═════ MATERIAL SHOWN ═════

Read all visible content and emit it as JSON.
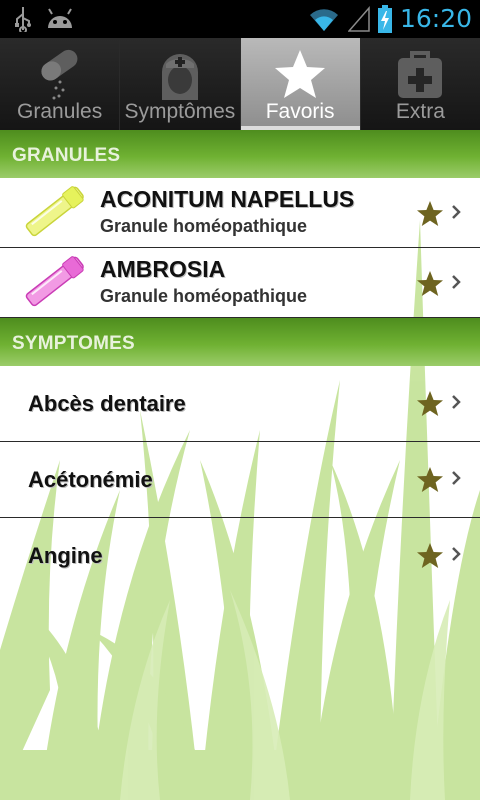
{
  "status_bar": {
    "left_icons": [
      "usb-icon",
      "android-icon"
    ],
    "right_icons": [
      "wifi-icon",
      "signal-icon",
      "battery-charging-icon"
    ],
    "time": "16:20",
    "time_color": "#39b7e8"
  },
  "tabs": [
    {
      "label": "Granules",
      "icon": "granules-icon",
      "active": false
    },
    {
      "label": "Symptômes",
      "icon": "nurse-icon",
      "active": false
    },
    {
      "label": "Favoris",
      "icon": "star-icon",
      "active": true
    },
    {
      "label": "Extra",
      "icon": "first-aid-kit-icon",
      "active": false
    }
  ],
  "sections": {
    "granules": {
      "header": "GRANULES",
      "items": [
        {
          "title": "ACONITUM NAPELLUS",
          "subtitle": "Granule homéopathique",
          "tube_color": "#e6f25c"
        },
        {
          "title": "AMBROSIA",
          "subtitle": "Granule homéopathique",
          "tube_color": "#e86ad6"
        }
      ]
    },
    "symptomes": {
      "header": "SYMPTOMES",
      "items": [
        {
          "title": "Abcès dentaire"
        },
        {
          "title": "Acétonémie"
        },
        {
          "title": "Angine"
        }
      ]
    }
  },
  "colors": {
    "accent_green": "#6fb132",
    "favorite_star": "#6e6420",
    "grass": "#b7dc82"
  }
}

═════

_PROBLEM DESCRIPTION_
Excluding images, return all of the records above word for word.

_ANSWER SPACE_
Read all visible content and emit it as JSON.
{
  "status_bar": {
    "left_icons": [
      "usb-icon",
      "android-icon"
    ],
    "right_icons": [
      "wifi-icon",
      "signal-icon",
      "battery-charging-icon"
    ],
    "time": "16:20",
    "time_color": "#39b7e8"
  },
  "tabs": [
    {
      "label": "Granules",
      "icon": "granules-icon",
      "active": false
    },
    {
      "label": "Symptômes",
      "icon": "nurse-icon",
      "active": false
    },
    {
      "label": "Favoris",
      "icon": "star-icon",
      "active": true
    },
    {
      "label": "Extra",
      "icon": "first-aid-kit-icon",
      "active": false
    }
  ],
  "sections": {
    "granules": {
      "header": "GRANULES",
      "items": [
        {
          "title": "ACONITUM NAPELLUS",
          "subtitle": "Granule homéopathique",
          "tube_color": "#e6f25c"
        },
        {
          "title": "AMBROSIA",
          "subtitle": "Granule homéopathique",
          "tube_color": "#e86ad6"
        }
      ]
    },
    "symptomes": {
      "header": "SYMPTOMES",
      "items": [
        {
          "title": "Abcès dentaire"
        },
        {
          "title": "Acétonémie"
        },
        {
          "title": "Angine"
        }
      ]
    }
  },
  "colors": {
    "accent_green": "#6fb132",
    "favorite_star": "#6e6420",
    "grass": "#b7dc82"
  }
}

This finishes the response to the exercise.